Could Donald Trump drop out of the presidential race? It seems doubtful that his ego would permit him to slink away like the World’s Biggest Loser. But Republicans are reportedly preparing for the possibility of replacing him with another candidate, in the unlikely event that happens. ABC News reports that party rules stipulate that, if Trump voluntarily exits the race, the 168 members of the Republican National Committee would pick a replacement.
Here’s the problem: Balloting deadlines in key states might make replacing his name with another candidate’s name on the ballot into a massive logistical nightmare.
For instance, in order for Republicans to replace Trump’s name in Ohio — which is all but certainly a must-win state for the GOP — Trump might have to quit and be replaced by the RNC within the next five days. That’s right — five days.
The deadline for major and minor parties to submit names for the ballot in Ohio is August 10th, according to a spokesman for the Ohio Secretary of State’s office. That’s five days away.

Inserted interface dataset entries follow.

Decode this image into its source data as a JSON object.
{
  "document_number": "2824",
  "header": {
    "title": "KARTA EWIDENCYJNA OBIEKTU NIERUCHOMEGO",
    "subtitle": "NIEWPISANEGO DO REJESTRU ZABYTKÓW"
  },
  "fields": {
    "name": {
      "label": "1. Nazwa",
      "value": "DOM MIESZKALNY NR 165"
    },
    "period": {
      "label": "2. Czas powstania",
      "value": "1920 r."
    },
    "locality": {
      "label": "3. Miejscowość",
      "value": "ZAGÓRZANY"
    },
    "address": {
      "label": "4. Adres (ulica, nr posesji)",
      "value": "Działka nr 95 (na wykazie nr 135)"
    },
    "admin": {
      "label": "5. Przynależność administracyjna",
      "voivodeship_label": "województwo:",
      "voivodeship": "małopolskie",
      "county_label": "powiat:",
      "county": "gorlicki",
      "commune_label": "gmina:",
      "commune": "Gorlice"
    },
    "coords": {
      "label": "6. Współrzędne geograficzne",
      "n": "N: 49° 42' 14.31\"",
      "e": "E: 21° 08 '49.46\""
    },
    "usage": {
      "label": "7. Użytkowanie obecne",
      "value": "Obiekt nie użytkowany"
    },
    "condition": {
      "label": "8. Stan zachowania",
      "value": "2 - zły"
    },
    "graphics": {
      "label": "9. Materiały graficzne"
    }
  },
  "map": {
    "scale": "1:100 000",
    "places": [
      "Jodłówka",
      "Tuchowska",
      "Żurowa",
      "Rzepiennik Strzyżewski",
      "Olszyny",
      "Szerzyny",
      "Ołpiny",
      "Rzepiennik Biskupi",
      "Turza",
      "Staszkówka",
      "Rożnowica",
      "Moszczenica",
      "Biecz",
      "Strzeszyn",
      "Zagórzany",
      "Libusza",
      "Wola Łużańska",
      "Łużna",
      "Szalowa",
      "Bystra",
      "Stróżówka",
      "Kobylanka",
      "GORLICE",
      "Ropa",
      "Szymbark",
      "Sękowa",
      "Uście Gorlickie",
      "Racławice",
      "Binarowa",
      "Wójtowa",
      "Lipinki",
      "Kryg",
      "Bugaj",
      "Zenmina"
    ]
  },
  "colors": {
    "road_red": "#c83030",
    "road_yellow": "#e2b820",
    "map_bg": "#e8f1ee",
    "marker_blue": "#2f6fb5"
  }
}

Now, it’s possible that Republicans could get a replacement name on the ballot in Ohio if Trump quits and gets replaced after that date. But here it gets very complicated. Joshua Eck, a spokesman for Ohio Secretary of State Jon Husted, tells me that Ohio law does not provide for a process by which a replacement presidential candidate can be added to the ballot after that date — but it does not preclude that from happening, either.
“Ohio law is silent on replacing presidential candidates on the ballot,” Eck tells me.
What this means is that if Trump were to quit and be replaced at some point later than five days from now, the battle over whether the replacement name could be added to the ballot in Ohio would very likely go to the courts, and would be decided there.
Another possibility at this point would be that the Ohio state legislature could pass a law making it possible to allow the Republican Party to add a replacement name to the ballot after the deadline, election law expert Rick Hasen tells me.
“State legislatures have very broad powers to set election laws in presidential elections, and I would expect the Republican-dominated Ohio legislature to do what they need to do in order to deal with this,” Hasen says. “But Hillary Clinton supporters would likely challenge this, too, in court. So if this deadline has passed, there’s no question this issue will end up in court no matter what.”
As an added wrinkle, Eck also tells me that military voters from Ohio will begin casting their ballots in around 50 days.
Or take Pennsylvania. A spokesperson for the Pennsylvania Department of State emails me this:
August 15th is the last day for candidates who were nominated at the primary election to withdraw from the ballot. The Department of State’s Election Bureau will prepare paperwork for the party, which consists of a letter and a substitution nomination certificate. The deadline for major parties to file substitution paperwork is August 25th.
That’s 10 and 20 days away, in which time Trump would have to quit and be replaced by the RNC. Of course, it’s possible that Republicans could go to court after that date and still get a replacement on the ballot.
The bulk of the dates for certifying the names of major party presidential candidates are in August and September — 35 states in total. The GOP, then, would have until about mid-August to find a replacement nominee and still be able to get his or her name on the ballot in enough states to be competitive in November.
For example, if Trump dropped out in late August, his name would already be certified to appear as the Republican candidate for president in at least 18 states. If he dropped out in September, that number could rise to more than 30 states. The Republican Party would have few options available to it, at this point, to remove Trump’s name and replace it with their new nominee. They would likely have to look to the courts.
This is why Politico’s Anna Palmer reports that Republicans privately say Trump quitting would create a huge quagmire. “Republicans could be forced to wage state-by-state legal battles to get a new candidate on the ballot,” Palmer writes, adding: “That would be a time-consuming and expensive exercise for the RNC.”
There’s one last permutation, and this one is really out there. Josh Putnam, a political scientist and expert in election rules, tells me that one possibility is that Trump, having quit, could still have his name on the ballot in many states even as his replacement campaigns in his place. Voters would select Trump, while actually intending to select his replacement, after which the electors from each state would also vote for his replacement.
“While voters will be voting for the presidential candidates, they are actually electing electors to participate in the electoral college,” Putnam says. “If a slate of Republican electors is elected in a state, then they could vote for the replacement candidate should Trump drop out of the race after the deadlines above.”
It’s hard to overstate what a mess that would make, though. It would have to be communicated to millions of voters that they should cast a vote for Trump in the knowledge that they are actually picking his replacement.
The bottom line is that it’s possible Trump could quit and be replaced. But unless it happens very quickly, it’s likely to create a profound logistical nightmare for Republicans, one that would hit them just when they’re trying to ramp up a replacement presidential campaign, even as the race is entering its frenzied home stretch — and all in service of a likely loss in any case.